_Your objective_: Restate the listing in full, keeping every word as it is.

_Input material_:
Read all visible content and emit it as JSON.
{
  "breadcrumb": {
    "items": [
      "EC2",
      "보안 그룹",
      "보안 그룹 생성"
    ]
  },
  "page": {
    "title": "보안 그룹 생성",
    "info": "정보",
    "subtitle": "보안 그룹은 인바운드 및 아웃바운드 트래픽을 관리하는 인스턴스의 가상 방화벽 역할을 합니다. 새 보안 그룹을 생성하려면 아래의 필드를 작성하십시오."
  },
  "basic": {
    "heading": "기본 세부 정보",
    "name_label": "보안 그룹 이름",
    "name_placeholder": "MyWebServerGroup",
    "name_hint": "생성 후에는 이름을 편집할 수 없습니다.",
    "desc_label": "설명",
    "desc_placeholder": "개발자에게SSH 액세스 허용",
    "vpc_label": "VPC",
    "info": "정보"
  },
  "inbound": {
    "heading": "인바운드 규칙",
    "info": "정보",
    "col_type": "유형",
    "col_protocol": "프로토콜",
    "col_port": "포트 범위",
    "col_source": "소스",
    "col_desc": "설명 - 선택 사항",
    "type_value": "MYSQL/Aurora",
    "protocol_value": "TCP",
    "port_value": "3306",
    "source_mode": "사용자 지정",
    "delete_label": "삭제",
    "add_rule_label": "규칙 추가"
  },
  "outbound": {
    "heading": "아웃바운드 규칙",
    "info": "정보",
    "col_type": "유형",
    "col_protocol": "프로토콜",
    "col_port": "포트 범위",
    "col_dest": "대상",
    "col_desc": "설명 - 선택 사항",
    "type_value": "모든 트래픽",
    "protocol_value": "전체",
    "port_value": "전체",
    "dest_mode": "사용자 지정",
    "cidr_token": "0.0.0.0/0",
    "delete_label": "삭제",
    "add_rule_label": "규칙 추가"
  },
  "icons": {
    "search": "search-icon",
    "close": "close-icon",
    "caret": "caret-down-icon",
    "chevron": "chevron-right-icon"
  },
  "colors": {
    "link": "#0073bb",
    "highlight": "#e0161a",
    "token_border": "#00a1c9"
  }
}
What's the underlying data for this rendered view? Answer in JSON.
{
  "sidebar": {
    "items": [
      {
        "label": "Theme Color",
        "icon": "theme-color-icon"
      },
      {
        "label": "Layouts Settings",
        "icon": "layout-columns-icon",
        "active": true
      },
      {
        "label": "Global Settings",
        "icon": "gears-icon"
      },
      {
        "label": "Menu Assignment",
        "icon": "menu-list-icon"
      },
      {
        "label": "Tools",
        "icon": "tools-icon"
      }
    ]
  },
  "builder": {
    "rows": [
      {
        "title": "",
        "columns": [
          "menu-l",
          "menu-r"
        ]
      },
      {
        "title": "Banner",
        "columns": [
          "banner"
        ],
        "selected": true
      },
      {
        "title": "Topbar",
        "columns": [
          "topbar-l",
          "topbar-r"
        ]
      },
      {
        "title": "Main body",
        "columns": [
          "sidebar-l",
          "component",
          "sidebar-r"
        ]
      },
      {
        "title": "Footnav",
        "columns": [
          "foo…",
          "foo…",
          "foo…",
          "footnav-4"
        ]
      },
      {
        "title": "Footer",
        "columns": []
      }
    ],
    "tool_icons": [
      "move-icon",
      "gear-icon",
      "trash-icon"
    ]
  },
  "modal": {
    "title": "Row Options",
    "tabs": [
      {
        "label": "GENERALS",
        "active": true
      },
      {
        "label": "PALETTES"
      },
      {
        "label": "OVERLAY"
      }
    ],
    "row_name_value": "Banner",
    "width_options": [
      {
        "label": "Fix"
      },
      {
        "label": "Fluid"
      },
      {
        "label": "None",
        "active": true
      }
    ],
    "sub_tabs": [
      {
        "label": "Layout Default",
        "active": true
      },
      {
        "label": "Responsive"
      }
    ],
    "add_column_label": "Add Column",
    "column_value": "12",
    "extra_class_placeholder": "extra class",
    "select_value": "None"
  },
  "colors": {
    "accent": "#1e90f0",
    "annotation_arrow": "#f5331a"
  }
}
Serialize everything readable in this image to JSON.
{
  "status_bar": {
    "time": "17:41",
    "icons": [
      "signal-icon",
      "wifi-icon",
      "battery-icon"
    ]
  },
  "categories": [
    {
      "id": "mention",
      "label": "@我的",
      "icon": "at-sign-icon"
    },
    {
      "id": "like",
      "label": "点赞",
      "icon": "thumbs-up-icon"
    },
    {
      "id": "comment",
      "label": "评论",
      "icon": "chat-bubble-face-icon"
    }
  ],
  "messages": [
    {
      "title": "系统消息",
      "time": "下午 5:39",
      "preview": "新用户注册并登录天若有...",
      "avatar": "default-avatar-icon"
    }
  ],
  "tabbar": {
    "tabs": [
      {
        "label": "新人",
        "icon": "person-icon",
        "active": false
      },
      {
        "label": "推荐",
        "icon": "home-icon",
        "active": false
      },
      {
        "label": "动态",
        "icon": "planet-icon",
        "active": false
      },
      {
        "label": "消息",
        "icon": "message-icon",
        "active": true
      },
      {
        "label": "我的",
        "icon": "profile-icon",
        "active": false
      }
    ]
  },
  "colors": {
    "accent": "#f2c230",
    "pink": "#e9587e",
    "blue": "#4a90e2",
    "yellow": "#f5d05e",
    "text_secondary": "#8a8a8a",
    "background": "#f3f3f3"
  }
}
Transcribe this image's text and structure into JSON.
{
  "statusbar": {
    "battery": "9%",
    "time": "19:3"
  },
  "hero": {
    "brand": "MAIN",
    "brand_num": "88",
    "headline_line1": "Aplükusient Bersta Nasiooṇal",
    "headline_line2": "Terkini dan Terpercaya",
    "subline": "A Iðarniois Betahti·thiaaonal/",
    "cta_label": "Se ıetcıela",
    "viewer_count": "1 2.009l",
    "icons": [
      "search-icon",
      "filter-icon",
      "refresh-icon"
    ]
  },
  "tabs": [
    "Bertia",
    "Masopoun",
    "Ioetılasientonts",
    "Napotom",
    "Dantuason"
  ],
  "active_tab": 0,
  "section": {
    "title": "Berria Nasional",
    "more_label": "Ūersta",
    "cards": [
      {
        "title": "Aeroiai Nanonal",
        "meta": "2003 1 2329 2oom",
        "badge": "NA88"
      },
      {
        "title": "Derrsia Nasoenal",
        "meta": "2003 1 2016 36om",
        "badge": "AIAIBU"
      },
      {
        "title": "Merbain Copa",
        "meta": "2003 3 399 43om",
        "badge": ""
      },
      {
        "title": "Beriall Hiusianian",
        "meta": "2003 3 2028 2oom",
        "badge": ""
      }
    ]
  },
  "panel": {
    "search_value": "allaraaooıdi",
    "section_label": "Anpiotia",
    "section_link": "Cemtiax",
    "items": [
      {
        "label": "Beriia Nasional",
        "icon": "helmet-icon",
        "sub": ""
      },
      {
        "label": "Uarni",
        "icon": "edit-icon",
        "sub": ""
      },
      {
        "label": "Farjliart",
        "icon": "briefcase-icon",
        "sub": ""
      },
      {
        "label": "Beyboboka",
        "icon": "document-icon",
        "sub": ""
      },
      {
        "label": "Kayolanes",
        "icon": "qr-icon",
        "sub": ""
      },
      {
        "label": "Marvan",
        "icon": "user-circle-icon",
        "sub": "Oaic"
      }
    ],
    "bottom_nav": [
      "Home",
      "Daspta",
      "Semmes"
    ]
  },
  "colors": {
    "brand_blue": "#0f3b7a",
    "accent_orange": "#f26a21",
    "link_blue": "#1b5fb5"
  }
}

_Written answer_:
Read all visible content and emit it as JSON.
{
  "breadcrumb": {
    "items": [
      "EC2",
      "보안 그룹",
      "보안 그룹 생성"
    ]
  },
  "page": {
    "title": "보안 그룹 생성",
    "info": "정보",
    "subtitle": "보안 그룹은 인바운드 및 아웃바운드 트래픽을 관리하는 인스턴스의 가상 방화벽 역할을 합니다. 새 보안 그룹을 생성하려면 아래의 필드를 작성하십시오."
  },
  "basic": {
    "heading": "기본 세부 정보",
    "name_label": "보안 그룹 이름",
    "name_placeholder": "MyWebServerGroup",
    "name_hint": "생성 후에는 이름을 편집할 수 없습니다.",
    "desc_label": "설명",
    "desc_placeholder": "개발자에게SSH 액세스 허용",
    "vpc_label": "VPC",
    "info": "정보"
  },
  "inbound": {
    "heading": "인바운드 규칙",
    "info": "정보",
    "col_type": "유형",
    "col_protocol": "프로토콜",
    "col_port": "포트 범위",
    "col_source": "소스",
    "col_desc": "설명 - 선택 사항",
    "type_value": "MYSQL/Aurora",
    "protocol_value": "TCP",
    "port_value": "3306",
    "source_mode": "사용자 지정",
    "delete_label": "삭제",
    "add_rule_label": "규칙 추가"
  },
  "outbound": {
    "heading": "아웃바운드 규칙",
    "info": "정보",
    "col_type": "유형",
    "col_protocol": "프로토콜",
    "col_port": "포트 범위",
    "col_dest": "대상",
    "col_desc": "설명 - 선택 사항",
    "type_value": "모든 트래픽",
    "protocol_value": "전체",
    "port_value": "전체",
    "dest_mode": "사용자 지정",
    "cidr_token": "0.0.0.0/0",
    "delete_label": "삭제",
    "add_rule_label": "규칙 추가"
  },
  "icons": {
    "search": "search-icon",
    "close": "close-icon",
    "caret": "caret-down-icon",
    "chevron": "chevron-right-icon"
  },
  "colors": {
    "link": "#0073bb",
    "highlight": "#e0161a",
    "token_border": "#00a1c9"
  }
}
What's the underlying data for this rendered view? Answer in JSON.
{
  "sidebar": {
    "items": [
      {
        "label": "Theme Color",
        "icon": "theme-color-icon"
      },
      {
        "label": "Layouts Settings",
        "icon": "layout-columns-icon",
        "active": true
      },
      {
        "label": "Global Settings",
        "icon": "gears-icon"
      },
      {
        "label": "Menu Assignment",
        "icon": "menu-list-icon"
      },
      {
        "label": "Tools",
        "icon": "tools-icon"
      }
    ]
  },
  "builder": {
    "rows": [
      {
        "title": "",
        "columns": [
          "menu-l",
          "menu-r"
        ]
      },
      {
        "title": "Banner",
        "columns": [
          "banner"
        ],
        "selected": true
      },
      {
        "title": "Topbar",
        "columns": [
          "topbar-l",
          "topbar-r"
        ]
      },
      {
        "title": "Main body",
        "columns": [
          "sidebar-l",
          "component",
          "sidebar-r"
        ]
      },
      {
        "title": "Footnav",
        "columns": [
          "foo…",
          "foo…",
          "foo…",
          "footnav-4"
        ]
      },
      {
        "title": "Footer",
        "columns": []
      }
    ],
    "tool_icons": [
      "move-icon",
      "gear-icon",
      "trash-icon"
    ]
  },
  "modal": {
    "title": "Row Options",
    "tabs": [
      {
        "label": "GENERALS",
        "active": true
      },
      {
        "label": "PALETTES"
      },
      {
        "label": "OVERLAY"
      }
    ],
    "row_name_value": "Banner",
    "width_options": [
      {
        "label": "Fix"
      },
      {
        "label": "Fluid"
      },
      {
        "label": "None",
        "active": true
      }
    ],
    "sub_tabs": [
      {
        "label": "Layout Default",
        "active": true
      },
      {
        "label": "Responsive"
      }
    ],
    "add_column_label": "Add Column",
    "column_value": "12",
    "extra_class_placeholder": "extra class",
    "select_value": "None"
  },
  "colors": {
    "accent": "#1e90f0",
    "annotation_arrow": "#f5331a"
  }
}
Serialize everything readable in this image to JSON.
{
  "status_bar": {
    "time": "17:41",
    "icons": [
      "signal-icon",
      "wifi-icon",
      "battery-icon"
    ]
  },
  "categories": [
    {
      "id": "mention",
      "label": "@我的",
      "icon": "at-sign-icon"
    },
    {
      "id": "like",
      "label": "点赞",
      "icon": "thumbs-up-icon"
    },
    {
      "id": "comment",
      "label": "评论",
      "icon": "chat-bubble-face-icon"
    }
  ],
  "messages": [
    {
      "title": "系统消息",
      "time": "下午 5:39",
      "preview": "新用户注册并登录天若有...",
      "avatar": "default-avatar-icon"
    }
  ],
  "tabbar": {
    "tabs": [
      {
        "label": "新人",
        "icon": "person-icon",
        "active": false
      },
      {
        "label": "推荐",
        "icon": "home-icon",
        "active": false
      },
      {
        "label": "动态",
        "icon": "planet-icon",
        "active": false
      },
      {
        "label": "消息",
        "icon": "message-icon",
        "active": true
      },
      {
        "label": "我的",
        "icon": "profile-icon",
        "active": false
      }
    ]
  },
  "colors": {
    "accent": "#f2c230",
    "pink": "#e9587e",
    "blue": "#4a90e2",
    "yellow": "#f5d05e",
    "text_secondary": "#8a8a8a",
    "background": "#f3f3f3"
  }
}
Transcribe this image's text and structure into JSON.
{
  "statusbar": {
    "battery": "9%",
    "time": "19:3"
  },
  "hero": {
    "brand": "MAIN",
    "brand_num": "88",
    "headline_line1": "Aplükusient Bersta Nasiooṇal",
    "headline_line2": "Terkini dan Terpercaya",
    "subline": "A Iðarniois Betahti·thiaaonal/",
    "cta_label": "Se ıetcıela",
    "viewer_count": "1 2.009l",
    "icons": [
      "search-icon",
      "filter-icon",
      "refresh-icon"
    ]
  },
  "tabs": [
    "Bertia",
    "Masopoun",
    "Ioetılasientonts",
    "Napotom",
    "Dantuason"
  ],
  "active_tab": 0,
  "section": {
    "title": "Berria Nasional",
    "more_label": "Ūersta",
    "cards": [
      {
        "title": "Aeroiai Nanonal",
        "meta": "2003 1 2329 2oom",
        "badge": "NA88"
      },
      {
        "title": "Derrsia Nasoenal",
        "meta": "2003 1 2016 36om",
        "badge": "AIAIBU"
      },
      {
        "title": "Merbain Copa",
        "meta": "2003 3 399 43om",
        "badge": ""
      },
      {
        "title": "Beriall Hiusianian",
        "meta": "2003 3 2028 2oom",
        "badge": ""
      }
    ]
  },
  "panel": {
    "search_value": "allaraaooıdi",
    "section_label": "Anpiotia",
    "section_link": "Cemtiax",
    "items": [
      {
        "label": "Beriia Nasional",
        "icon": "helmet-icon",
        "sub": ""
      },
      {
        "label": "Uarni",
        "icon": "edit-icon",
        "sub": ""
      },
      {
        "label": "Farjliart",
        "icon": "briefcase-icon",
        "sub": ""
      },
      {
        "label": "Beyboboka",
        "icon": "document-icon",
        "sub": ""
      },
      {
        "label": "Kayolanes",
        "icon": "qr-icon",
        "sub": ""
      },
      {
        "label": "Marvan",
        "icon": "user-circle-icon",
        "sub": "Oaic"
      }
    ],
    "bottom_nav": [
      "Home",
      "Daspta",
      "Semmes"
    ]
  },
  "colors": {
    "brand_blue": "#0f3b7a",
    "accent_orange": "#f26a21",
    "link_blue": "#1b5fb5"
  }
}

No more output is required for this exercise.